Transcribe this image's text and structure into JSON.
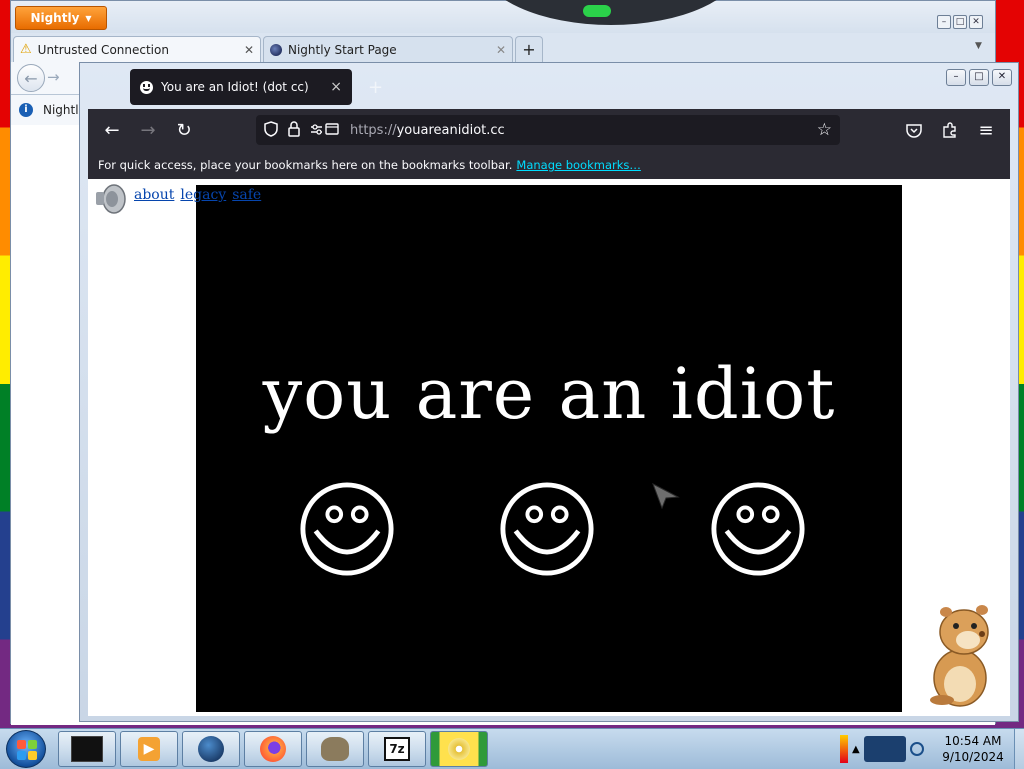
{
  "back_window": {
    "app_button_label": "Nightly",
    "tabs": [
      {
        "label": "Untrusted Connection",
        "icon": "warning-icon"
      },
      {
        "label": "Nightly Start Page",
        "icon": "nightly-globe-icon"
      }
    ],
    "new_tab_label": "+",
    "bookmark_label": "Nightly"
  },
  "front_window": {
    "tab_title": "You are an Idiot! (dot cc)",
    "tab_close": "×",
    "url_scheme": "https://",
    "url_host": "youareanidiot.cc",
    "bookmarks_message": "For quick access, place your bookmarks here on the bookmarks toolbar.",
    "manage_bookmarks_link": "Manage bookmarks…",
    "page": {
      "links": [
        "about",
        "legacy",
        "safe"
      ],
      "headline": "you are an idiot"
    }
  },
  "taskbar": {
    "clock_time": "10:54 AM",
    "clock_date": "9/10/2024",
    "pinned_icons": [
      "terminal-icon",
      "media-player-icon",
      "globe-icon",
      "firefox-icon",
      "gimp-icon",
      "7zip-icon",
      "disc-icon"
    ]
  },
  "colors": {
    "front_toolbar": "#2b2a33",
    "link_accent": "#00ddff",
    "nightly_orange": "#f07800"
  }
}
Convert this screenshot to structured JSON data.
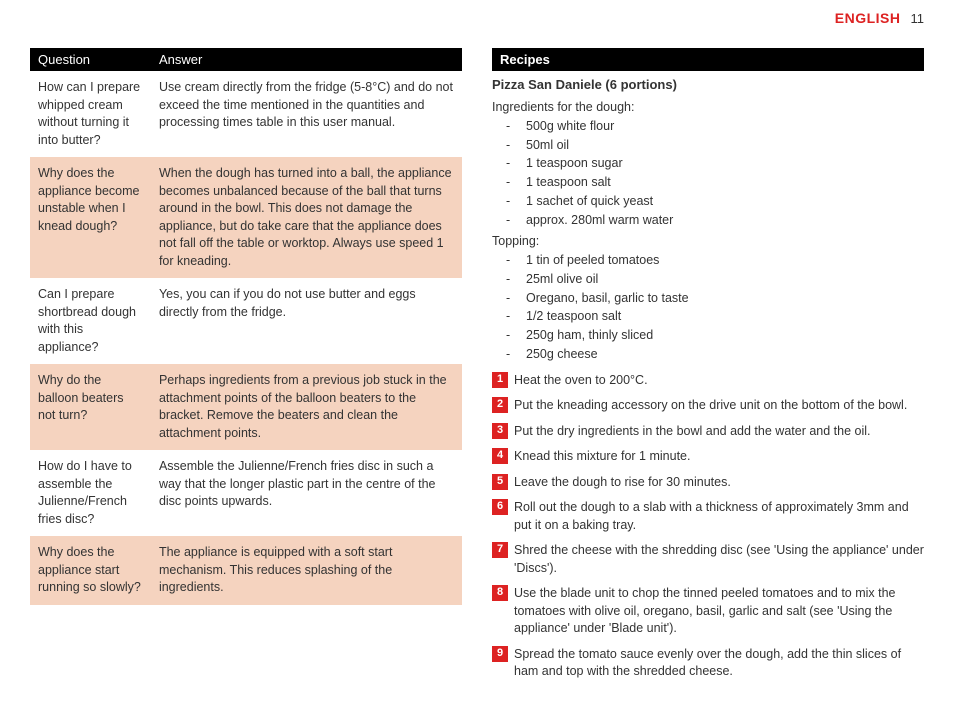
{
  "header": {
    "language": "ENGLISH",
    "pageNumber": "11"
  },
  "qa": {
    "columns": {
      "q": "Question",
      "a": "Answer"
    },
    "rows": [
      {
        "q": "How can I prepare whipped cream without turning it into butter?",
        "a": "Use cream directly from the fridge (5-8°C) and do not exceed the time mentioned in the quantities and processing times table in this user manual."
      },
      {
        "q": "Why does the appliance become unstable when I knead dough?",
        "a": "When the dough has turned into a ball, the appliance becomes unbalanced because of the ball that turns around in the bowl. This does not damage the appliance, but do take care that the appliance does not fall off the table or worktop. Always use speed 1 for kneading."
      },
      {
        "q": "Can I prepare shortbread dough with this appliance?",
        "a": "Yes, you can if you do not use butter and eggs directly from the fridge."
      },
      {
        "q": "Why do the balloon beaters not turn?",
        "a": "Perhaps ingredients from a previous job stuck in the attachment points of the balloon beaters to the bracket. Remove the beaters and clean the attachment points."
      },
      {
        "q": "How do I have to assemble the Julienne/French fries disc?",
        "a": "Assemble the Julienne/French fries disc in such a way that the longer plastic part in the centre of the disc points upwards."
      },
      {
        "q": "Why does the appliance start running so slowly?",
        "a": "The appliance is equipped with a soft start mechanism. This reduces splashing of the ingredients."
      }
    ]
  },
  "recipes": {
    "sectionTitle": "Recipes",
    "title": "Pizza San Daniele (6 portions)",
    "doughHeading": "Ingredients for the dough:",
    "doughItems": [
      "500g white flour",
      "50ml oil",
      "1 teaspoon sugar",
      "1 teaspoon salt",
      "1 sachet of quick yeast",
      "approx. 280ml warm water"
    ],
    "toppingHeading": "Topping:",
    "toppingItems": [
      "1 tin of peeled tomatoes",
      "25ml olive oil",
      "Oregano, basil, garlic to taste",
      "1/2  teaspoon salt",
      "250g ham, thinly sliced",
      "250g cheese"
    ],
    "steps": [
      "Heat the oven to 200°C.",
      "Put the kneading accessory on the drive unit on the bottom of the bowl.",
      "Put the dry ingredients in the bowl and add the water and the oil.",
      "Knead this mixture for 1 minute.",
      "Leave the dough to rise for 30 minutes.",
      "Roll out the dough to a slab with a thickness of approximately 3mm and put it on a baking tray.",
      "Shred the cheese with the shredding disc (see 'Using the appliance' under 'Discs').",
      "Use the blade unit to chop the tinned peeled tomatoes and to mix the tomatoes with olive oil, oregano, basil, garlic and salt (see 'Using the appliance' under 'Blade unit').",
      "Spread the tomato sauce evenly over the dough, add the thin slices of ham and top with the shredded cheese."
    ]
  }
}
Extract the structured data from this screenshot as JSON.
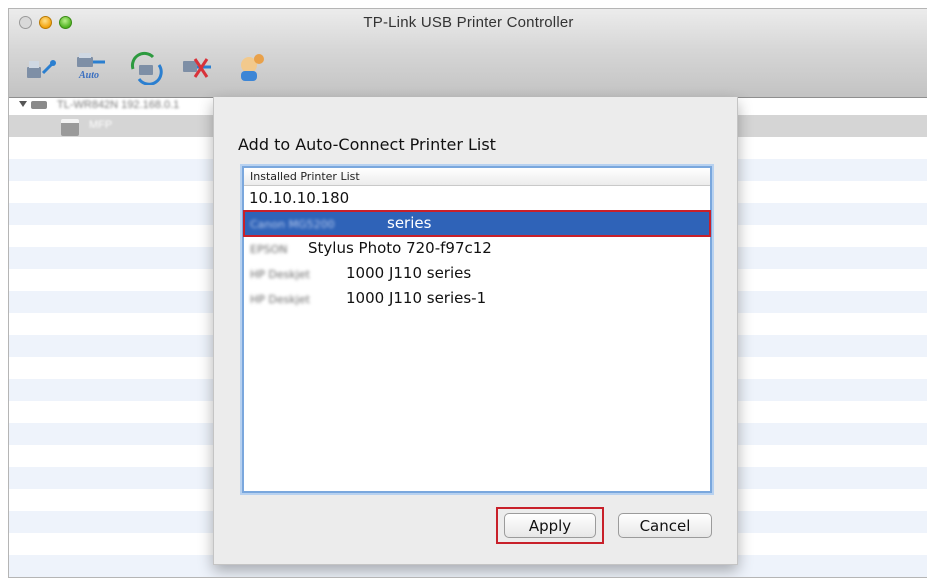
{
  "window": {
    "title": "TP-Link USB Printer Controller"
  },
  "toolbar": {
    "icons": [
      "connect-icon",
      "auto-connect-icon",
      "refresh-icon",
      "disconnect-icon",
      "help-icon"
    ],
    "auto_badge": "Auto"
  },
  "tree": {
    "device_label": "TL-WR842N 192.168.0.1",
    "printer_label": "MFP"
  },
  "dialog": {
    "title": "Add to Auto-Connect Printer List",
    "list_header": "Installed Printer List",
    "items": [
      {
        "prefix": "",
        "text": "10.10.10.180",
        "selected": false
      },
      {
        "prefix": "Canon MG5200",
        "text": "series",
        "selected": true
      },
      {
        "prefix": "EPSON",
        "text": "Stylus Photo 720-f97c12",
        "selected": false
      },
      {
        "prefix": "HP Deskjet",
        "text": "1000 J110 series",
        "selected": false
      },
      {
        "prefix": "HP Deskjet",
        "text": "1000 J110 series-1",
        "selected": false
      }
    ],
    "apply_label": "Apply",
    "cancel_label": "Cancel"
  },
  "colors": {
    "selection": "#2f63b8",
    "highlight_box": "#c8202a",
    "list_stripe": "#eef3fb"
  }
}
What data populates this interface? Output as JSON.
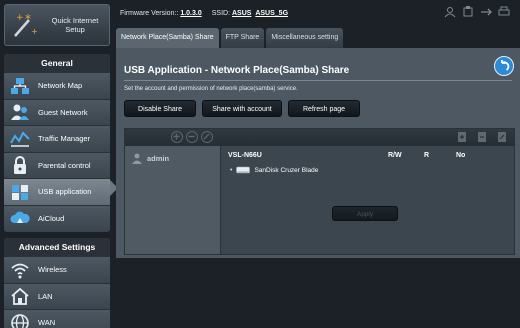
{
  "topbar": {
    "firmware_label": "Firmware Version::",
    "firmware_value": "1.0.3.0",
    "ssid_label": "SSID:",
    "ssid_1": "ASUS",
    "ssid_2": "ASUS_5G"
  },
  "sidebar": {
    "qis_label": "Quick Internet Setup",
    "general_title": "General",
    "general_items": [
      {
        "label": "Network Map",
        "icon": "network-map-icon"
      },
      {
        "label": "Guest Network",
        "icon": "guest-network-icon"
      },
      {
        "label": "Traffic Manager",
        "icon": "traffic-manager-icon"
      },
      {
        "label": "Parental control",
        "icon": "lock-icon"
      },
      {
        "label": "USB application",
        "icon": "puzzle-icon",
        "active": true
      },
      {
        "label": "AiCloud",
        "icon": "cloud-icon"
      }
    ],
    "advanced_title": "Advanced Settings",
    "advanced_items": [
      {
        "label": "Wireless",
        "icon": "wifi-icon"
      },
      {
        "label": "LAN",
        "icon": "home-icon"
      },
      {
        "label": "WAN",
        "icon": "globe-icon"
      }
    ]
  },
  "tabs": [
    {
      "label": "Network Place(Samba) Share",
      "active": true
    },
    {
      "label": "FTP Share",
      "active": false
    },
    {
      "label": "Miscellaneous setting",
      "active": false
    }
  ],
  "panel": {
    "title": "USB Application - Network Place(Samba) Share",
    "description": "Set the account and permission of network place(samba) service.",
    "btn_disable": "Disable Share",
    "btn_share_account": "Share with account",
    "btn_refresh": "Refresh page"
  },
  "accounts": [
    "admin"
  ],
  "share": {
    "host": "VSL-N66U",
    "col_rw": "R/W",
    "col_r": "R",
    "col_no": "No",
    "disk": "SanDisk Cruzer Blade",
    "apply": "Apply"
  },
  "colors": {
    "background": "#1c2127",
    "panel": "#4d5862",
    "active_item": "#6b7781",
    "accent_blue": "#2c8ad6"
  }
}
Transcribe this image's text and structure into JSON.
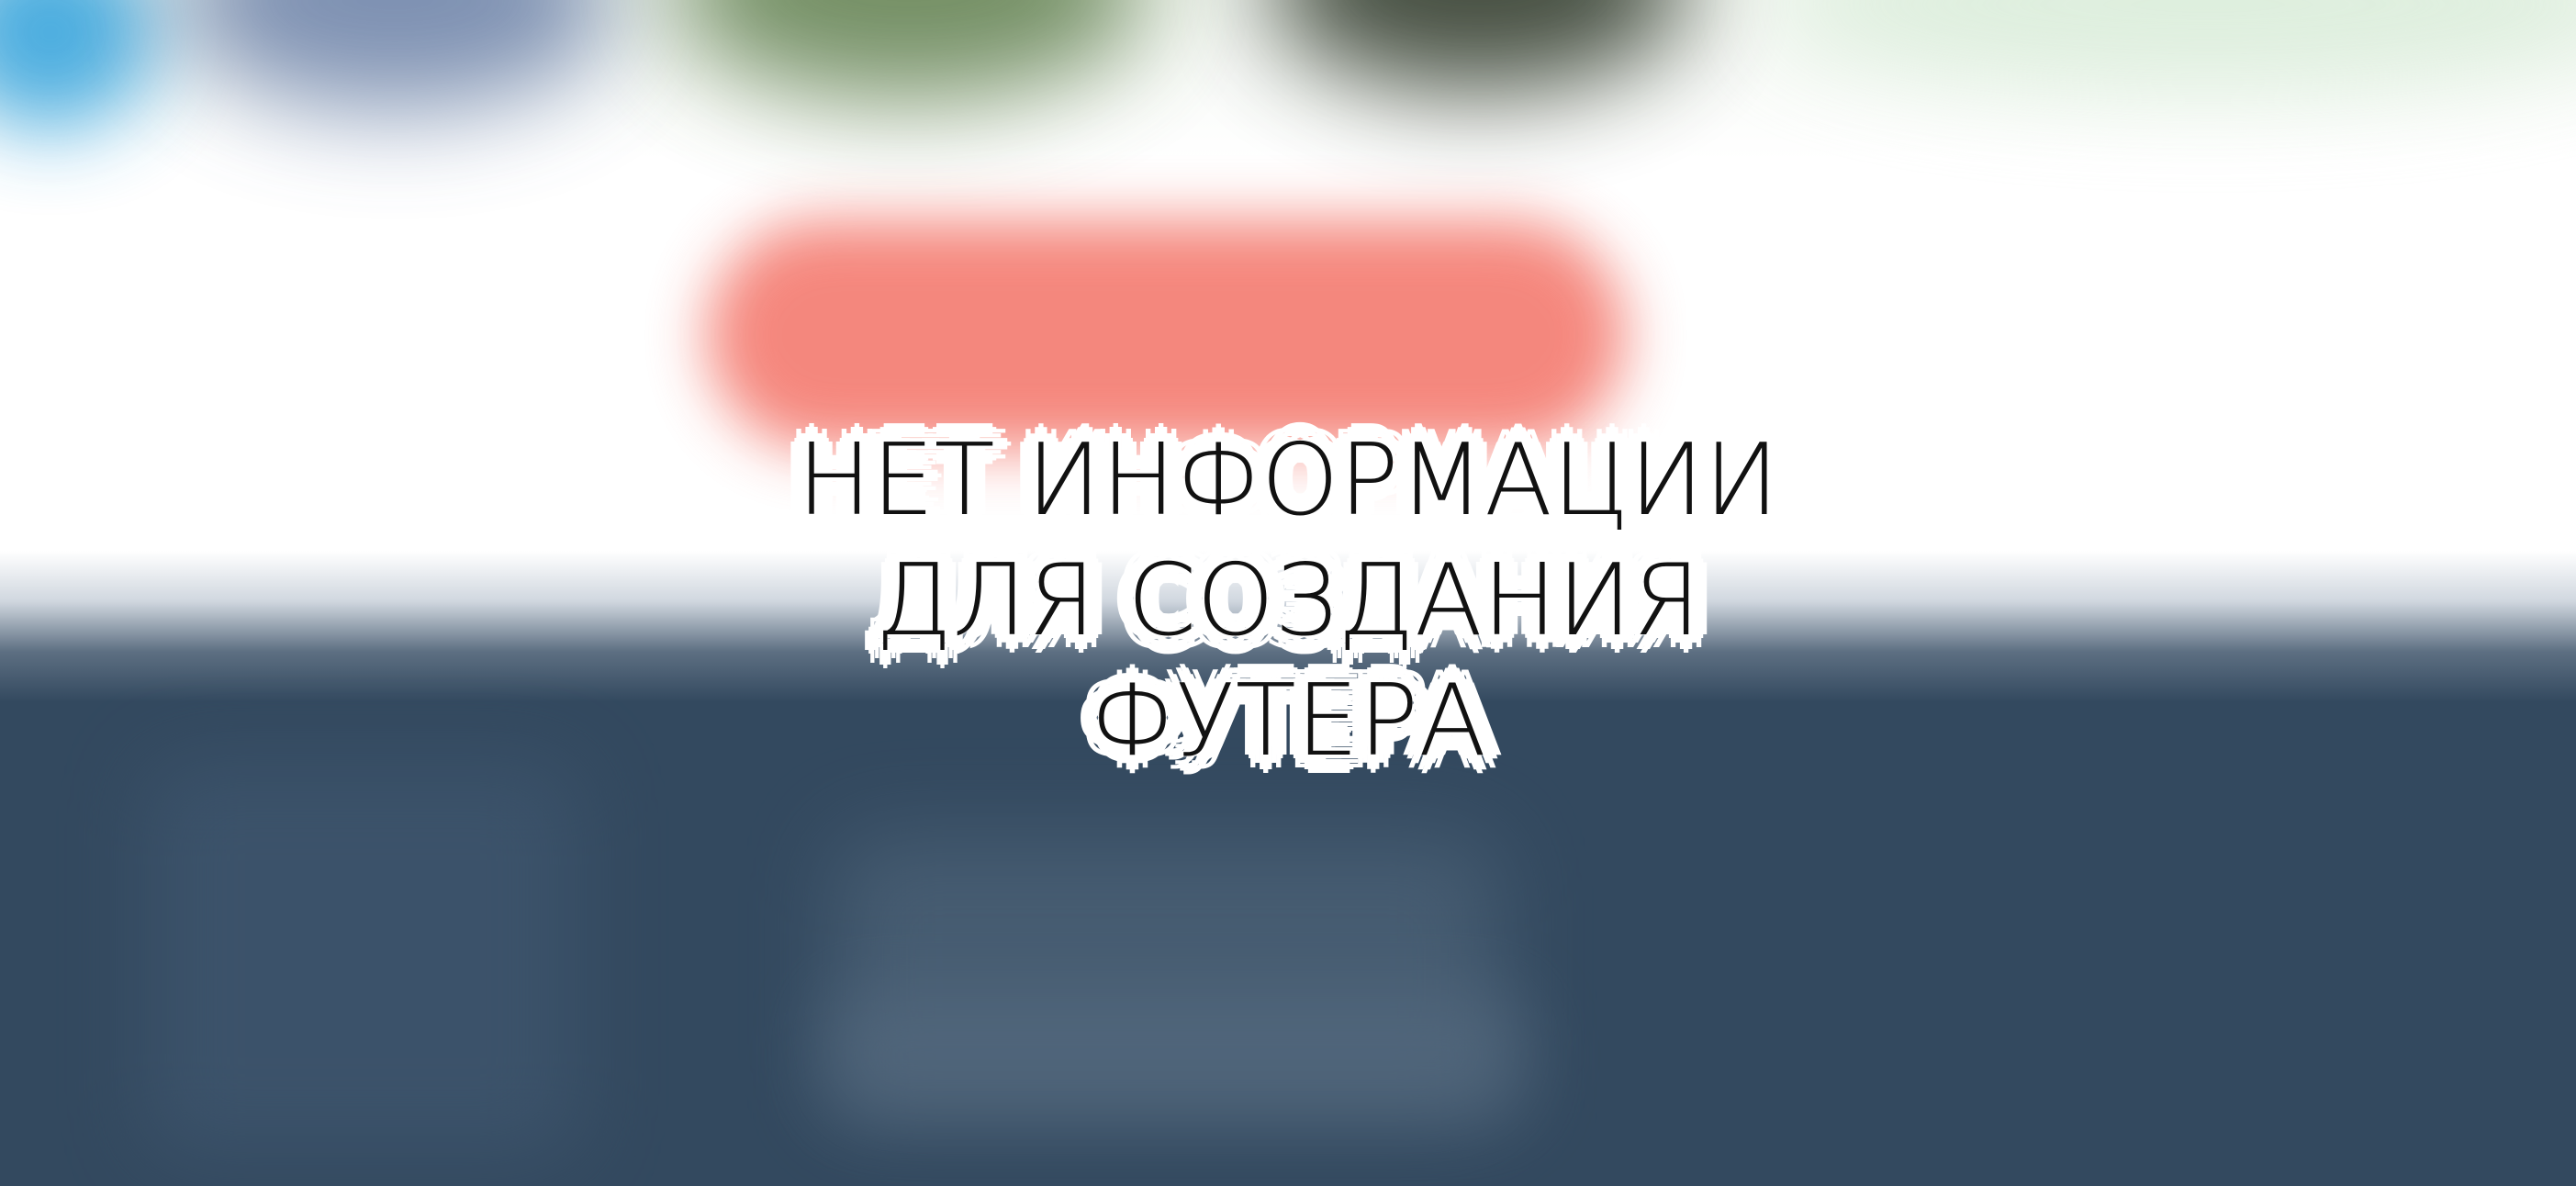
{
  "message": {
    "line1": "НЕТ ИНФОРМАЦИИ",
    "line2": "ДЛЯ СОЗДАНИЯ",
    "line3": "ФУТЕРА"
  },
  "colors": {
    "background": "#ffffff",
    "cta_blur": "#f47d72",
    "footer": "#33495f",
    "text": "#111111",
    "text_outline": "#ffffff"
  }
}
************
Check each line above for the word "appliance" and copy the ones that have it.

        "q": "Why does the appliance become unstable when I knead dough?",
        "a": "When the dough has turned into a ball, the appliance becomes unbalanced because of the ball that turns around in the bowl. This does not damage the appliance, but do take care that the appliance does not fall off the table or worktop. Always use speed 1 for kneading."
        "q": "Can I prepare shortbread dough with this appliance?",
        "q": "Why does the appliance start running so slowly?",
        "a": "The appliance is equipped with a soft start mechanism. This reduces splashing of the ingredients."
      "Shred the cheese with the shredding disc (see 'Using the appliance' under 'Discs').",
      "Use the blade unit to chop the tinned peeled tomatoes and to mix the tomatoes with olive oil, oregano, basil, garlic and salt (see 'Using the appliance' under 'Blade unit').",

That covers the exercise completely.